City government could address density issues
February 24, 2011
Density can be a dirty word in Williamsburg.
In 2007, the city’s comprehensive plan proposed to raise downtown density restrictions from 14 to 22 units per acre through a permit process to attract new businesses. Intense opposition from a vocal resident group called “Stop-22” pressured the Williamsburg City Council into dropping the proposal.
Nearly four years later, density may be back on the table — albeit on a case-by-case basis.
“From a staff perspective, we see more people living downtown as a good thing,” Williamsburg Economic Development Director Michelle DeWitt said. “Saying that, we live in a democratic society.”
Although controversial, allowing exceptions to the city’s density restrictions could provide an outlet for economic development in targeted areas.
In the case of Tribe Square, an exception was made to accommodate the 14-unit student mixed-use building. Currently, the city allows 10 residential units per parcel of land.
“New zoning eliminated the 10 unit per parcel max, but 14 units per acre remained,” Planning Director Reed Nester said.
The city also granted an exception to allow four students to share individual units within the complex, Nester added.
According to City Councilman Scott Foster ’10, Tribe Square would not have been economically viable had the exception not cleared city council.
“Providing exceptions for density in focused areas downtown could really provide an impetus for redevelopment,” he said.
Between the arts district, the Capitol Landing Road focus group and overtures to the Williamsburg Shopping Center, Mayor Clyde Haulman set economic redevelopment as a top priority for this year. Few would argue attracting new businesses to Williamsburg is not a good thing, especially considering that 12 percent of the city’s commercial space is vacant. In the proposed arts district, the vacancy rate is 18 percent.
Increasing the population of downtown could lead to greater economic vibrancy and vitality, DeWitt said.
“Ultimately, you need a critical mass to make an area viable for retail,” Haulman said. “There isn’t that critical mass anymore.”
According to Nester, some of the city’s older developments exceed the 14 unit-per-acre limit. The city grandfathered those developments when it adopted the limit in 1991.
City council and staff will begin work on a new comprehensive plan in 2012. While broad changes to the density limit may be off the table, determining how density can be manipulated to spur economic redevelopment in struggling areas of the city remains a part of the discussion.
“I would anticipate density being part of the discussion,” Nester said. “Whether the plan will have any recommendations on density, I can’t say.”
Ultimately, the question of density is part of a broader determination of how the city wishes to identify itself, Haulman said. While he does not anticipate high-density redevelopment will threaten the city’s bucolic reputation, it could provide a decidedly more urban, business-friendly environment.

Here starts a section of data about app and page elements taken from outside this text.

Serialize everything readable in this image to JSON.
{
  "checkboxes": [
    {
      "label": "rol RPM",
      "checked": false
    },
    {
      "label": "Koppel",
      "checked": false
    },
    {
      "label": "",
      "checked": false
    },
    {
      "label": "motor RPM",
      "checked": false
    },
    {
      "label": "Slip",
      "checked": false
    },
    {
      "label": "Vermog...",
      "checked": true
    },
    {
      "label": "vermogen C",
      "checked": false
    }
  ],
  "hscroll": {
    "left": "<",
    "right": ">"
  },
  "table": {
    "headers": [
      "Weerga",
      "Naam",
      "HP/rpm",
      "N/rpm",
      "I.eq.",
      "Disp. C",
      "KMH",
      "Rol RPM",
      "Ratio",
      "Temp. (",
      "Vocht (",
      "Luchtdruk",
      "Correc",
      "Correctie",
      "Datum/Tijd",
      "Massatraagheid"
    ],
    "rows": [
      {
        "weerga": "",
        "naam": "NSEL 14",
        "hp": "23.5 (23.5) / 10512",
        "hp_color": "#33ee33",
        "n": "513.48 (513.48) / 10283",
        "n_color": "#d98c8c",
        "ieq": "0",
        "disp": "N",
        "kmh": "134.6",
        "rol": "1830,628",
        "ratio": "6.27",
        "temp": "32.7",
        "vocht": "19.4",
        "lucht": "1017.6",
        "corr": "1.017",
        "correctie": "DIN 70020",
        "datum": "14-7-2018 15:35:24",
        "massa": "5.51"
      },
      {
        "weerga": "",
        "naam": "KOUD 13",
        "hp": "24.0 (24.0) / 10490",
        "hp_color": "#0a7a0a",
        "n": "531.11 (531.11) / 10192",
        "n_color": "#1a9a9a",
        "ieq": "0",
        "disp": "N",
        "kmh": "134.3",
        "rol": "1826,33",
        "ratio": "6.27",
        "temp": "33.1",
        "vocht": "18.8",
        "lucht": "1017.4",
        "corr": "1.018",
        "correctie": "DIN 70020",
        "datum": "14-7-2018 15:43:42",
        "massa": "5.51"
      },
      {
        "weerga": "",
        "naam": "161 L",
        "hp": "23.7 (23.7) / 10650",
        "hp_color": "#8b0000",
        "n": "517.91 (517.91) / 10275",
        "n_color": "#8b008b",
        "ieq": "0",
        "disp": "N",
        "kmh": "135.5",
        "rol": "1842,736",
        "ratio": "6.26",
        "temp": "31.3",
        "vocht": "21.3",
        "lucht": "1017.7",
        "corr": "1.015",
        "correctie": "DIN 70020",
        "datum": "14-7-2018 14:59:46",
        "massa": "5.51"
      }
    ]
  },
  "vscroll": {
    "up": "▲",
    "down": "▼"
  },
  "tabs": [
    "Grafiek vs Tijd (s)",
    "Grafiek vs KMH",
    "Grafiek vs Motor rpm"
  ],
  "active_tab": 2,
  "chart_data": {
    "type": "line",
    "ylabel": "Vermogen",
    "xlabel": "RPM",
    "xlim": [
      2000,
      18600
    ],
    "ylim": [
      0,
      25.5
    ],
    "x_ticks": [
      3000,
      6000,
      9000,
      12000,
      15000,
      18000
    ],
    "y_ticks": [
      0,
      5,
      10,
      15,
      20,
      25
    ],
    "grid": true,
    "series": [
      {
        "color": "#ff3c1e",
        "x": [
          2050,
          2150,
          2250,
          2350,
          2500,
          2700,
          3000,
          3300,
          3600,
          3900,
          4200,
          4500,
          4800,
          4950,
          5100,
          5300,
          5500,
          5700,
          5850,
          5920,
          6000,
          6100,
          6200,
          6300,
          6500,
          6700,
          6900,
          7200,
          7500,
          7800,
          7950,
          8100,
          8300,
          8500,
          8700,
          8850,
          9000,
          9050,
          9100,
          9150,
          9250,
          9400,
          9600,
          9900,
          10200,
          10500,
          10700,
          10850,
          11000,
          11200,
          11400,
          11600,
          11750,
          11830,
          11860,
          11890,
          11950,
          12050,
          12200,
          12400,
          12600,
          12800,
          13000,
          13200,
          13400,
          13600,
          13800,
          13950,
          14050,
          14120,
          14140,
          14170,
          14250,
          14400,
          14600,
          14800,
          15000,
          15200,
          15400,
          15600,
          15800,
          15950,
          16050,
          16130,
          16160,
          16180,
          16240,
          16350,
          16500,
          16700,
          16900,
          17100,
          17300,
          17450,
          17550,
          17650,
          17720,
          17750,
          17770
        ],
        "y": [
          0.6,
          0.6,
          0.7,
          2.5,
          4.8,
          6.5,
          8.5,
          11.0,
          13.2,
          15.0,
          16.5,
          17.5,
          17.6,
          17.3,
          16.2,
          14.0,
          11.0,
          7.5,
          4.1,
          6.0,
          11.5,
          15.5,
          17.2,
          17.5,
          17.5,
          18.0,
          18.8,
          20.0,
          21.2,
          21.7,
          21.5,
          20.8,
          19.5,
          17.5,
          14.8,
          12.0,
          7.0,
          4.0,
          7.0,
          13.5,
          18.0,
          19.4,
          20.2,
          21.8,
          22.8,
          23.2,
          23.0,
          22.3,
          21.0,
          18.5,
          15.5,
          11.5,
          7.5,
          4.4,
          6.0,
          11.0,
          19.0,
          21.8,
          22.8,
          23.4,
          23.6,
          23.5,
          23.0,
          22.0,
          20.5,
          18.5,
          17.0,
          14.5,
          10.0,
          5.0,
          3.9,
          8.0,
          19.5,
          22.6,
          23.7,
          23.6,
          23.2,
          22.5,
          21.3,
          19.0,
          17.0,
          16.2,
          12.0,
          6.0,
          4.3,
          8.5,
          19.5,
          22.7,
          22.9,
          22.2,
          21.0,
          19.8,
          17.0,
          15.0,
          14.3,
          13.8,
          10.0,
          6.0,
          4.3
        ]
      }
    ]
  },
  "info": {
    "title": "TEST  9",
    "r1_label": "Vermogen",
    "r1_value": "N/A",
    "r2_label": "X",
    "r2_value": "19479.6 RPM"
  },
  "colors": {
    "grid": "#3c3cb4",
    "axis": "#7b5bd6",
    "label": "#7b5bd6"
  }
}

“The real question is, what kind of downtown do you want? If you want the type of services where you can just walk downtown, there’s a tradeoff,” he said. “The sense I’ve gotten from people in the community is that when it’s a specific site or plan, they’re OK with it.”